Central East LHIN - Ontario Stroke Network

Ontario Stroke Network Forum
Quality Based Procedures Update
Stroke QBP
Deborah Hammons
Chief Executive Officer
Central East LHIN
January 9, 2015
Successes in LHIN QBP Implementation to Date
Champlain, Mississauga-Halton and South West LHINs have pursued stroke
QBP IDEAS projects (timely transfer, rehab intensity, stroke centre identification)
Waterloo Wellington LHIN worked with Stroke Network to flow all stroke patients
to designated acute and rehab stroke centres with standardized care pathways that
include outpatient rehabilitation – now meeting QBP LOS targets with reduced ALC.
North Simcoe Muskoka LHIN - engagement forums identified three acute stroke
centres for stroke unit care. Community based and outpatient day rehab programs
being planned.
Central East LHIN working on funding reallocations in relation to acute stroke unit
care. (Guests at our Sept Regional meeting)
HNHB, Toronto Central LHINS have led LHIN-wide system integration work e.g.
“Stroke Patient Flow” including identification of stroke centres and standardized
transparent systems for referral to rehab.
NE, ESC, SW, M-H, HNHB, Champlain, CW, CE, WW, NSM, Central LHINS:
formal reviews of rehabilitation services for recommended rehab system change
Implementation of Best Practices
Some of the key issues for and barriers towards successful implementation of the stroke
best practices
Recommendations include, but not limited to:
• A transitional approach to funding is recommended to enable building of capacity in
the community
• Each LHIN will need to consider consolidation of stroke care in a fewer number of
hospitals in their region
• Transportation services will need to be in place to support access to rehab services
• The location of Telestroke sites will need to be considered
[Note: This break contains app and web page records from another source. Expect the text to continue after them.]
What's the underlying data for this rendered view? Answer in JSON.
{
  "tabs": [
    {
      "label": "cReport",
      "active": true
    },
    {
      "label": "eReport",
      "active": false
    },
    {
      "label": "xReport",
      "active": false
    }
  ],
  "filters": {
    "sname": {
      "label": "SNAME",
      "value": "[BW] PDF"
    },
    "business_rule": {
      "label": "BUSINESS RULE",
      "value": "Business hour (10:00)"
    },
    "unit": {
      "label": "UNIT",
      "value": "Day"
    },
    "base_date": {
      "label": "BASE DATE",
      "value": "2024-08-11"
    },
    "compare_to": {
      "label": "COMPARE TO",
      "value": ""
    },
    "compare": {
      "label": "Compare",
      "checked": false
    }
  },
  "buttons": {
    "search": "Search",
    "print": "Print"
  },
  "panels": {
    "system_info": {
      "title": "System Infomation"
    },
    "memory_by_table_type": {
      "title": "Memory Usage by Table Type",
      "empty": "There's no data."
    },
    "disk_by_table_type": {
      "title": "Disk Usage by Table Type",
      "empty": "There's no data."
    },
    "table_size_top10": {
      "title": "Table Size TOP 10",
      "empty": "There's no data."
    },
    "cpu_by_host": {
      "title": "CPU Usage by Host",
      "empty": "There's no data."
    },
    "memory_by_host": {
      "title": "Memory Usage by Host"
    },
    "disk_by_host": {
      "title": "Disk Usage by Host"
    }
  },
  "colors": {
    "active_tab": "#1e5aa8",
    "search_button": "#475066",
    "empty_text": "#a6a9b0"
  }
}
• Collaboration will need to occur between “stand-alone” rehab facilities and referring
sites to facilitate timely transfer
Barriers include, but not limited to:
• If changes in length of stay and discharge into community are not achieved, it may
be difficult to increase the number of patients seen in stroke units
• To provide 7 day-per-week admission to inpatient rehab, access to pharmacy,
dietary and medical coverage, among others, will need to be available
• Human resource shortages
Comments from Health Service Providers (1)
Early adopters followed the OSN guidelines and had already started
the implementation of best practices for stroke
Key enablers for implementation included the OSN
Recommendations and Guidelines and QBP Stroke Clinical Handbook
Most of the hospitals had a dedicated stroke unit; some are planning
to reallocate stroke beds and work collaboratively with their referral
and community partners
Most had a dedicated team of health professionals (i.e. MD, Nurse,
OT, PT, SLP, dietician, SW) and had organized QBP governance
structures (e.g. Steering Committee) with cross-membership from
physician leadership, clinical teams, decision support teams etc.
Comments from Health Service Providers (2)
Some indicators for stroke are arbitrary and may not show improvement in
stroke outcomes
Need to link quality of patient experience with stroke QBP
Need to reinvest in primary and secondary prevention
Stroke assessment requires resource intensive assessment; consultation
should be recognized
Concerns over impact on funding and operations especially as it relates to
patients with multiple comorbidities
Some Specific Quality/Process Improvements
Standardized language across the organization re best practices
Improvements in coding, data collection and quality (i.e. regular chart
audits decreased number of unspecified strokes, physician
documentation improved)
Use of Order Sets advantageous
Key performance indicators were developed and teams were educated
(i.e. use of dashboard or scorecard, discussed at rounds)
Referral to stroke prevention clinics from ED
Greater emphasis in working to understand variations in practice
Some Specific Barriers/Challenges (1)
Challenges with Computed Tomography Angiography (CTA) utilization
Difficulty referring patients to rehab with low AlphaFIM® scores, with
complex or cognitive deficits
Swallowing assessments and Dysphagia screening
Over occupancy in stroke unit, patient have to be bed spaced in a nonstroke bed
Access to rehab: Difficulty accessing rehab for patients with cognitive
deficits, risk for falls, etc.
Workload for Allied Health therapists
Some Specific Barriers/Challenges (2)
Challenges for the hospitals administering tPA
May have to transfer patients farther from their home; Difficulties with
managing severe strokes with cognitive/physical impairments
Tendency to have higher % of ALC due to limited availability of
inpatient rehabilitation or long-term care beds; Also, working closely
with CCAC to facilitate discharges (e.g. HomeFirst); bed management
is an issue
In some hospitals, there is a lack of follow-up care (i.e. stroke
prevention, outpatient services)
Coding challenges and different definitions of stroke exist (i.e. CIHI
versus OSN versus QBP)
Overarching QBP Implementation Challenges
 Equitable access to timely rehabilitation services
 Limited community services particularly in
remote communities

similar documents